PhD, University of Pittsburgh
Elay Shech is interested in philosophy of physics, philosophy of science, philosophy of mathematics, and history of philosophy, as well as issues in biomedical and environmental ethics. His work primarily concerns the nature and role of idealizations and representations in the sciences and, more specifically, in condensed matter physics. Among his papers are “Two Approaches to Fractional Statistics in the Quantum Hall Effect: Idealizations and the Curious Case of the Anyon,” forthcoming in Foundations of Physics; “Scientific Misrepresentation and Guides to Ontology: The Need for Representational Code and Contents,” forthcoming in Synthese; “What is the ‘Paradox of Phase Transitions?’” Philosophy of Science, 80 (December 2013): 1170–1181; and “On Gases in Boxes: A Reply to Davey on the Justification of the Probability Measure in Boltzmannian Statistical Mechanics” Philosophy of Science, 80 (October 2013): 1-13.
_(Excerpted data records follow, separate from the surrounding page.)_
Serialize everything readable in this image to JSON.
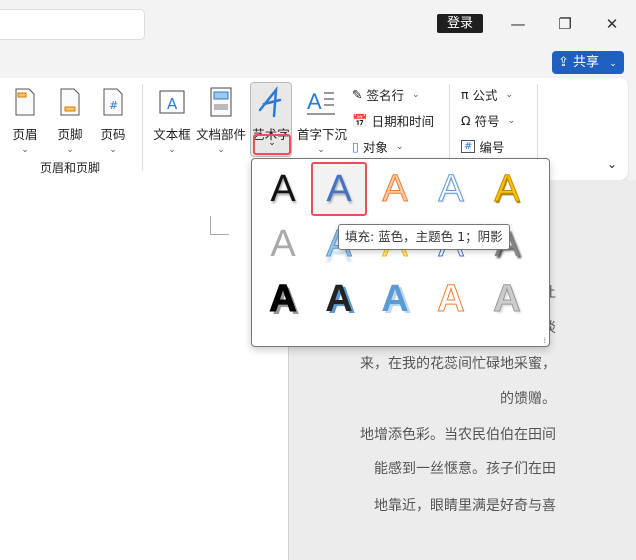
{
  "titlebar": {
    "login": "登录",
    "minimize": "—",
    "restore": "❐",
    "close": "✕"
  },
  "share": {
    "label": "共享",
    "icon": "share-icon"
  },
  "ribbon": {
    "header": "页眉",
    "footer": "页脚",
    "page_number": "页码",
    "group_header_footer": "页眉和页脚",
    "textbox": "文本框",
    "quick_parts": "文档部件",
    "wordart": "艺术字",
    "drop_cap": "首字下沉",
    "signature_line": "签名行",
    "date_time": "日期和时间",
    "object": "对象",
    "equation": "公式",
    "symbol": "符号",
    "numbering": "编号"
  },
  "document": {
    "lines": [
      "。",
      "我会舒展自己娇嫩的花瓣，让",
      "拂，我轻轻摇曳，散发出淡淡",
      "来，在我的花蕊间忙碌地采蜜，",
      "的馈赠。",
      "地增添色彩。当农民伯伯在田间",
      "能感到一丝惬意。孩子们在田",
      "地靠近，眼睛里满是好奇与喜"
    ]
  },
  "gallery": {
    "selected_index": 1,
    "tooltip": "填充: 蓝色，主题色 1；阴影",
    "glyph": "A",
    "styles": [
      {
        "fill": "#111",
        "stroke": "none",
        "shadow": "1px 2px 2px rgba(0,0,0,.35)"
      },
      {
        "fill": "#4472c4",
        "stroke": "none",
        "shadow": "1px 2px 2px rgba(0,0,0,.3)"
      },
      {
        "fill": "#f8cbad",
        "stroke": "#ed7d31",
        "shadow": "none"
      },
      {
        "fill": "#fff",
        "stroke": "#5b9bd5",
        "shadow": "1px 1px 2px rgba(0,0,0,.2)"
      },
      {
        "fill": "#ffc000",
        "stroke": "#bf9000",
        "shadow": "1px 2px 1px #a07800"
      },
      {
        "fill": "#aaa",
        "stroke": "none",
        "shadow": "none"
      },
      {
        "fill": "#9dc3e6",
        "stroke": "#5b9bd5",
        "shadow": "0 6px 2px rgba(91,155,213,.3)"
      },
      {
        "fill": "#ffe699",
        "stroke": "#ffc000",
        "shadow": "none"
      },
      {
        "fill": "#fff",
        "stroke": "#4472c4",
        "shadow": "none"
      },
      {
        "fill": "#888",
        "stroke": "none",
        "shadow": "2px 2px 2px #444"
      },
      {
        "fill": "#000",
        "stroke": "#000",
        "shadow": "3px 3px 0 #999"
      },
      {
        "fill": "#222",
        "stroke": "none",
        "shadow": "3px 2px 0 #5b9bd5"
      },
      {
        "fill": "#5b9bd5",
        "stroke": "none",
        "shadow": "3px 2px 0 #bdd7ee"
      },
      {
        "fill": "#fff",
        "stroke": "#ed7d31",
        "shadow": "none"
      },
      {
        "fill": "#ccc",
        "stroke": "#999",
        "shadow": "2px 2px 2px #ddd"
      }
    ]
  }
}
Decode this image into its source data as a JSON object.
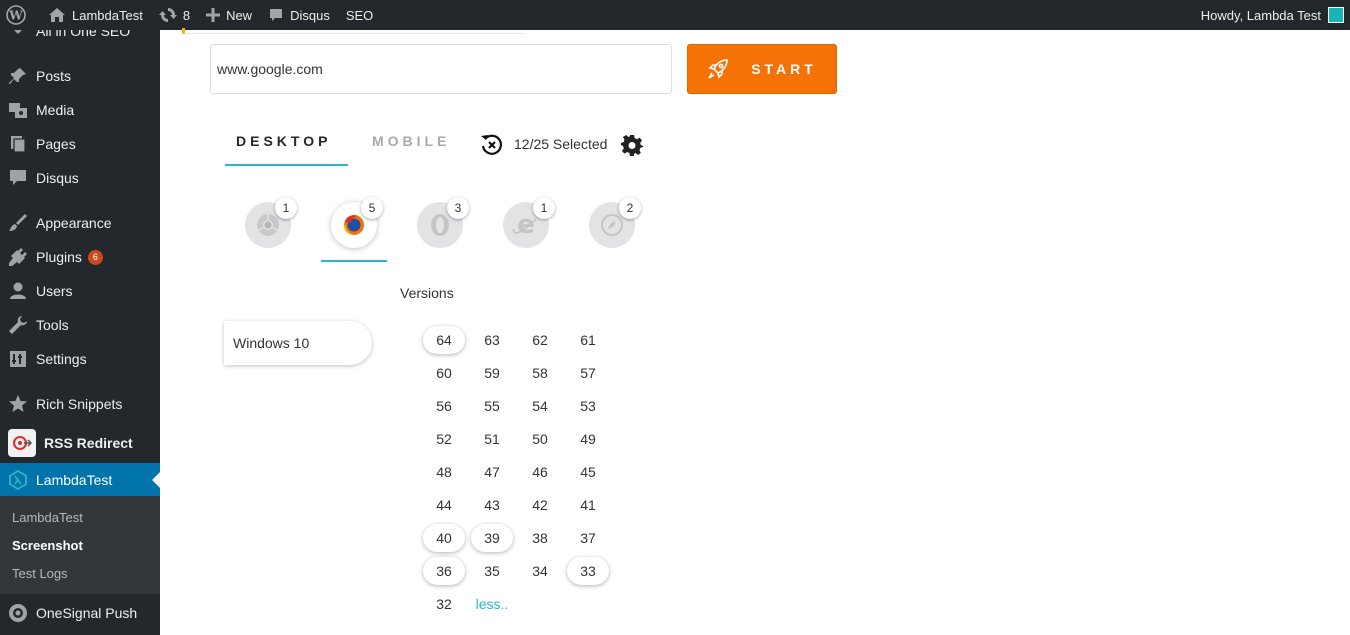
{
  "adminbar": {
    "site_name": "LambdaTest",
    "updates_count": "8",
    "new_label": "New",
    "disqus_label": "Disqus",
    "seo_label": "SEO",
    "greeting": "Howdy, Lambda Test"
  },
  "sidebar": {
    "partial_item": "All in One SEO",
    "items": [
      {
        "label": "Posts",
        "icon": "pin-icon"
      },
      {
        "label": "Media",
        "icon": "media-icon"
      },
      {
        "label": "Pages",
        "icon": "pages-icon"
      },
      {
        "label": "Disqus",
        "icon": "comment-icon"
      },
      {
        "label": "Appearance",
        "icon": "brush-icon"
      },
      {
        "label": "Plugins",
        "icon": "plugin-icon",
        "badge": "6"
      },
      {
        "label": "Users",
        "icon": "user-icon"
      },
      {
        "label": "Tools",
        "icon": "wrench-icon"
      },
      {
        "label": "Settings",
        "icon": "sliders-icon"
      },
      {
        "label": "Rich Snippets",
        "icon": "star-icon"
      },
      {
        "label": "RSS Redirect",
        "icon": "rss-logo"
      },
      {
        "label": "LambdaTest",
        "icon": "lambdatest-icon",
        "active": true
      },
      {
        "label": "OneSignal Push",
        "icon": "onesignal-icon"
      }
    ],
    "submenu": [
      "LambdaTest",
      "Screenshot",
      "Test Logs"
    ],
    "submenu_current": "Screenshot"
  },
  "main": {
    "url_value": "www.google.com",
    "start_label": "START",
    "tabs": [
      "DESKTOP",
      "MOBILE"
    ],
    "active_tab": "DESKTOP",
    "selected_text": "12/25 Selected",
    "browsers": [
      {
        "name": "chrome-icon",
        "count": "1"
      },
      {
        "name": "firefox-icon",
        "count": "5",
        "selected": true
      },
      {
        "name": "opera-icon",
        "count": "3"
      },
      {
        "name": "ie-icon",
        "count": "1"
      },
      {
        "name": "safari-icon",
        "count": "2"
      }
    ],
    "versions_label": "Versions",
    "os": "Windows 10",
    "versions": [
      "64",
      "63",
      "62",
      "61",
      "60",
      "59",
      "58",
      "57",
      "56",
      "55",
      "54",
      "53",
      "52",
      "51",
      "50",
      "49",
      "48",
      "47",
      "46",
      "45",
      "44",
      "43",
      "42",
      "41",
      "40",
      "39",
      "38",
      "37",
      "36",
      "35",
      "34",
      "33",
      "32"
    ],
    "selected_versions": [
      "64",
      "40",
      "39",
      "36",
      "33"
    ],
    "less_link": "less.."
  },
  "colors": {
    "accent": "#29b6c8",
    "start_button": "#f47206",
    "admin_bg": "#23282d",
    "active_menu": "#0073aa"
  }
}
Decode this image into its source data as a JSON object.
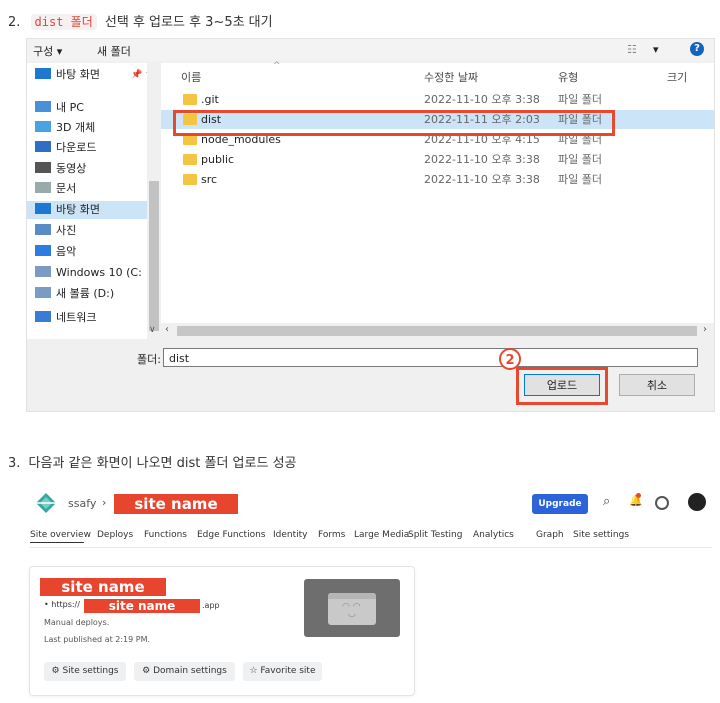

philosophy of physics, philosophy of science, philosophy of mathematics, biomedical ethics, environmental ethics